Officials at Northern Tech University are reeling today following the mass cancellation of over 200 of its faculty and staff. At issue is the university’s new marketing campaign which seeks to attract more male students to the campus by boasting Two Girls For Every Boy. Officials seem to have underestimated the amount of offense generated by the slogan and are now facing a merciless backlash. Across the campus Tuesday, emotional apologies were issued and resignations were flying as university officials sought to minimize the damage.
“Look, we’ve got a big problem here,” said university president Miles Stanley. “We’ve basically got two chicks for every dude. Now how is a female student who enrolls at our school supposed to find someone who’ll support her through life if we got too few potential breadwinners on campus? I’m mean, you can see the problem here, right?”
Posters portraying young men carrying books and escorting pairs of buxom young women to class were torn down and burned outside the Student Union. Brochures guaranteeing parents their socially awkward son “is sure to meet the girl of his dreams or your money back” were also thrown into the fire.

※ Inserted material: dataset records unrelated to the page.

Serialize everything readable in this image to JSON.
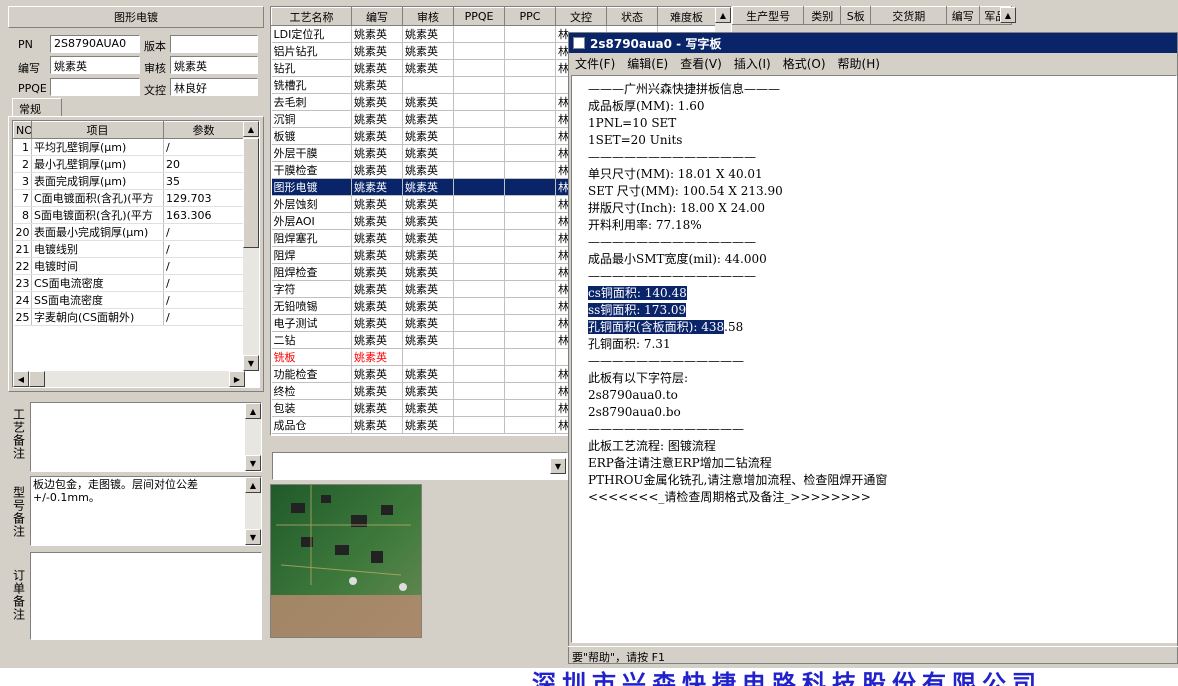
{
  "left": {
    "title": "图形电镀",
    "pn_label": "PN",
    "pn_value": "2S8790AUA0",
    "version_label": "版本",
    "version_value": "",
    "author_label": "编写",
    "author_value": "姚素英",
    "review_label": "审核",
    "review_value": "姚素英",
    "ppqe_label": "PPQE",
    "ppqe_value": "",
    "doc_label": "文控",
    "doc_value": "林良好",
    "tab_label": "常规",
    "params_headers": [
      "NO",
      "项目",
      "参数"
    ],
    "params": [
      {
        "no": "1",
        "item": "平均孔壁铜厚(μm)",
        "val": "/"
      },
      {
        "no": "2",
        "item": "最小孔壁铜厚(μm)",
        "val": "20"
      },
      {
        "no": "3",
        "item": "表面完成铜厚(μm)",
        "val": "35"
      },
      {
        "no": "7",
        "item": "C面电镀面积(含孔)(平方",
        "val": "129.703"
      },
      {
        "no": "8",
        "item": "S面电镀面积(含孔)(平方",
        "val": "163.306"
      },
      {
        "no": "20",
        "item": "表面最小完成铜厚(μm)",
        "val": "/"
      },
      {
        "no": "21",
        "item": "电镀线别",
        "val": "/"
      },
      {
        "no": "22",
        "item": "电镀时间",
        "val": "/"
      },
      {
        "no": "23",
        "item": "CS面电流密度",
        "val": "/"
      },
      {
        "no": "24",
        "item": "SS面电流密度",
        "val": "/"
      },
      {
        "no": "25",
        "item": "字麦朝向(CS面朝外)",
        "val": "/"
      }
    ],
    "process_note_label": "工艺备注",
    "model_note_label": "型号备注",
    "model_note_text": "板边包金，走图镀。层间对位公差+/-0.1mm。",
    "order_note_label": "订单备注"
  },
  "grid": {
    "headers": [
      "工艺名称",
      "编写",
      "审核",
      "PPQE",
      "PPC",
      "文控",
      "状态",
      "难度板"
    ],
    "rows": [
      {
        "name": "LDI定位孔",
        "w": "姚素英",
        "r": "姚素英",
        "d": "林"
      },
      {
        "name": "铝片钻孔",
        "w": "姚素英",
        "r": "姚素英",
        "d": "林"
      },
      {
        "name": "钻孔",
        "w": "姚素英",
        "r": "姚素英",
        "d": "林"
      },
      {
        "name": "铣槽孔",
        "w": "姚素英",
        "r": "",
        "d": ""
      },
      {
        "name": "去毛刺",
        "w": "姚素英",
        "r": "姚素英",
        "d": "林"
      },
      {
        "name": "沉铜",
        "w": "姚素英",
        "r": "姚素英",
        "d": "林"
      },
      {
        "name": "板镀",
        "w": "姚素英",
        "r": "姚素英",
        "d": "林"
      },
      {
        "name": "外层干膜",
        "w": "姚素英",
        "r": "姚素英",
        "d": "林"
      },
      {
        "name": "干膜检查",
        "w": "姚素英",
        "r": "姚素英",
        "d": "林"
      },
      {
        "name": "图形电镀",
        "w": "姚素英",
        "r": "姚素英",
        "d": "林"
      },
      {
        "name": "外层蚀刻",
        "w": "姚素英",
        "r": "姚素英",
        "d": "林"
      },
      {
        "name": "外层AOI",
        "w": "姚素英",
        "r": "姚素英",
        "d": "林"
      },
      {
        "name": "阻焊塞孔",
        "w": "姚素英",
        "r": "姚素英",
        "d": "林"
      },
      {
        "name": "阻焊",
        "w": "姚素英",
        "r": "姚素英",
        "d": "林"
      },
      {
        "name": "阻焊检查",
        "w": "姚素英",
        "r": "姚素英",
        "d": "林"
      },
      {
        "name": "字符",
        "w": "姚素英",
        "r": "姚素英",
        "d": "林"
      },
      {
        "name": "无铅喷锡",
        "w": "姚素英",
        "r": "姚素英",
        "d": "林"
      },
      {
        "name": "电子测试",
        "w": "姚素英",
        "r": "姚素英",
        "d": "林"
      },
      {
        "name": "二钻",
        "w": "姚素英",
        "r": "姚素英",
        "d": "林"
      },
      {
        "name": "铣板",
        "w": "姚素英",
        "r": "",
        "d": ""
      },
      {
        "name": "功能检查",
        "w": "姚素英",
        "r": "姚素英",
        "d": "林"
      },
      {
        "name": "终检",
        "w": "姚素英",
        "r": "姚素英",
        "d": "林"
      },
      {
        "name": "包装",
        "w": "姚素英",
        "r": "姚素英",
        "d": "林"
      },
      {
        "name": "成品仓",
        "w": "姚素英",
        "r": "姚素英",
        "d": "林"
      }
    ],
    "selected_index": 9,
    "red_index": 19
  },
  "right_grid": {
    "headers": [
      "生产型号",
      "类别",
      "S板",
      "交货期",
      "编写",
      "军品"
    ]
  },
  "notepad": {
    "title": "2s8790aua0 - 写字板",
    "menu": [
      "文件(F)",
      "编辑(E)",
      "查看(V)",
      "插入(I)",
      "格式(O)",
      "帮助(H)"
    ],
    "lines": [
      "———广州兴森快捷拼板信息———",
      "成品板厚(MM): 1.60",
      "1PNL=10 SET",
      "1SET=20 Units",
      "——————————————",
      "单只尺寸(MM): 18.01 X 40.01",
      "SET 尺寸(MM): 100.54 X 213.90",
      "拼版尺寸(Inch): 18.00 X 24.00",
      "开料利用率: 77.18%",
      "——————————————",
      "成品最小SMT宽度(mil): 44.000",
      "——————————————",
      "cs铜面积: 140.48",
      "ss铜面积: 173.09",
      "孔铜面积(含板面积): 438.58",
      "孔铜面积: 7.31",
      "—————————————",
      "此板有以下字符层:",
      "2s8790aua0.to",
      "2s8790aua0.bo",
      "—————————————",
      "此板工艺流程: 图镀流程",
      "ERP备注请注意ERP增加二钻流程",
      "PTHROU金属化铣孔,请注意增加流程、检查阻焊开通窗",
      "<<<<<<<_请检查周期格式及备注_>>>>>>>>"
    ],
    "highlight": [
      {
        "line": 12,
        "text": "cs铜面积: 140.48",
        "rest": ""
      },
      {
        "line": 13,
        "text": "ss铜面积: 173.09",
        "rest": ""
      },
      {
        "line": 14,
        "text": "孔铜面积(含板面积): 438",
        "rest": ".58"
      }
    ],
    "status": "要\"帮助\"，请按 F1"
  },
  "bottom_banner": "深圳市兴森快捷电路科技股份有限公司"
}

Officials launched the campaign to combat a growing trend at Northern Tech and nationwide where fewer young males are enrolling in college while female enrollment continues to rise. Nationally, the breakdown of females to males at colleges and universities is 60 percent to 40 percent. However, at Northern Tech the difference is even more extreme with 66 percent female enrollment to just 34 percent male.
“You know, people don’t think about the hidden costs of running a university so heavily skewed toward the fairer sex. For instance, vehicular mishaps are up 27 percent,” said Stanley. “Also, we anticipate having to acquire additional kitchen and sewing equipment for our Home Economics Department.”
Across campus, protests have broken out regarding the university’s founder Simpson Wetherby, who at the school’s founding denied enrollment to women. The father of five daughters and no sons, Wetherby established the college in 1829 as a means of cultivating suitable young men to marry his daughters and to whom he could bequeath his vast fortune.
Caving to student pressure, university officials announced Tuesday that the “Surf City” themed homecoming event would be canceled and replaced by a tribute to Helen Reddy. However the action prompted a new round of protests and cancellations after non-gender specific and gender fluid students objected to the implication in Reddy’s 1971 hit “I Am Woman” that only women could be strong and invincible.